(Interface dataset entries)
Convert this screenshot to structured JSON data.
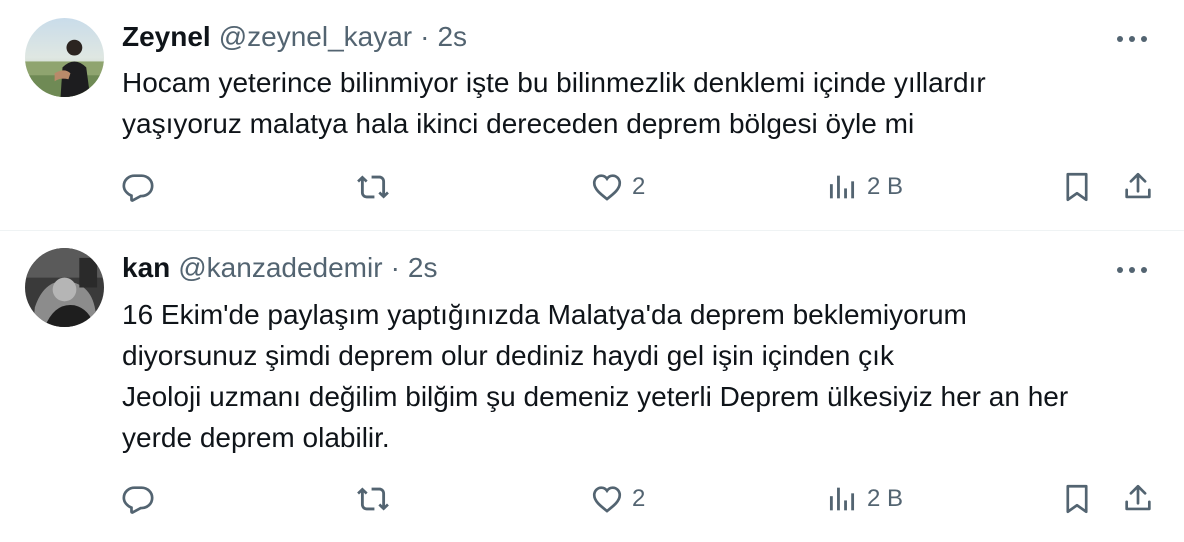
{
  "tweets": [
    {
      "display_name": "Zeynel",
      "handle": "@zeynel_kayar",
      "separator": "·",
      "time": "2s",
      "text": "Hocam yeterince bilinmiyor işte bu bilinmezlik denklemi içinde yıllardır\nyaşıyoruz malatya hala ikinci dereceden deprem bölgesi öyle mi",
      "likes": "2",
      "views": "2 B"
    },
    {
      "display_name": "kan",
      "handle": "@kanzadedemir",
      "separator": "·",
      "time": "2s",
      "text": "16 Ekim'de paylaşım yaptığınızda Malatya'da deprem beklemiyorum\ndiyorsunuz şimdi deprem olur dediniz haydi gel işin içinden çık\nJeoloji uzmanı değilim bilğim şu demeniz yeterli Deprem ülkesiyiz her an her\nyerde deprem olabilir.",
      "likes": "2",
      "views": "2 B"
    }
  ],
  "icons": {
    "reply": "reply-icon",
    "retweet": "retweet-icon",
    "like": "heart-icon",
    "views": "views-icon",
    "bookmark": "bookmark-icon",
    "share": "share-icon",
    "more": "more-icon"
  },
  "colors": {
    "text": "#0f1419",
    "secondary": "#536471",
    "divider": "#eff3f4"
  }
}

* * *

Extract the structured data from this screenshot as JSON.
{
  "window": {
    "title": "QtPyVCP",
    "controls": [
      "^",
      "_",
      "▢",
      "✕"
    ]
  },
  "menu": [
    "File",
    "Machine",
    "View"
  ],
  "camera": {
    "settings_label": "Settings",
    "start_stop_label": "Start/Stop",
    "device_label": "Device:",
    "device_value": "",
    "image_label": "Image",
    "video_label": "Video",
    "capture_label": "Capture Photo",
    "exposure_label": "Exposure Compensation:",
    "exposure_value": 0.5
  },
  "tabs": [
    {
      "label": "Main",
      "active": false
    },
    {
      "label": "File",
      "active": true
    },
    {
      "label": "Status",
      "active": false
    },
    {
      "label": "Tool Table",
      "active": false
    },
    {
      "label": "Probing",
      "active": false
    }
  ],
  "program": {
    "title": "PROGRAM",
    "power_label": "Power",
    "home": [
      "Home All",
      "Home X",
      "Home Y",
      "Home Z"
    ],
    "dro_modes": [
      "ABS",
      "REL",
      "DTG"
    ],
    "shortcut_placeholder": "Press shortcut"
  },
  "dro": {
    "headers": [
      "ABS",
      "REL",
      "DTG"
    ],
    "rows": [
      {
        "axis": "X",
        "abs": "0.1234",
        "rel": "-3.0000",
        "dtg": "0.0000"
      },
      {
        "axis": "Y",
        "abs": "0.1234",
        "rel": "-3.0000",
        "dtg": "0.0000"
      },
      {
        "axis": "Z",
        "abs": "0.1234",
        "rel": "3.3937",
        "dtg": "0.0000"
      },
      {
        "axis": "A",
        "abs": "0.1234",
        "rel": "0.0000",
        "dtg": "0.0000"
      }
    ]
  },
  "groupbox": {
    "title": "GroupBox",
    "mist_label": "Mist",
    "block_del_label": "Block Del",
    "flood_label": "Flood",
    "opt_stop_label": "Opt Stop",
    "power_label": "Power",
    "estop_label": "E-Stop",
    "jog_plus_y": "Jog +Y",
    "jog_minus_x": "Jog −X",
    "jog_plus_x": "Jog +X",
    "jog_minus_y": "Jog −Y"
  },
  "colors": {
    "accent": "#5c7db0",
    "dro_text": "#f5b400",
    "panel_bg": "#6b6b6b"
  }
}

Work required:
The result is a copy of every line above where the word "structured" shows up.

Your response:
Convert this screenshot to structured JSON data.
Extract the structured data from this screenshot as JSON.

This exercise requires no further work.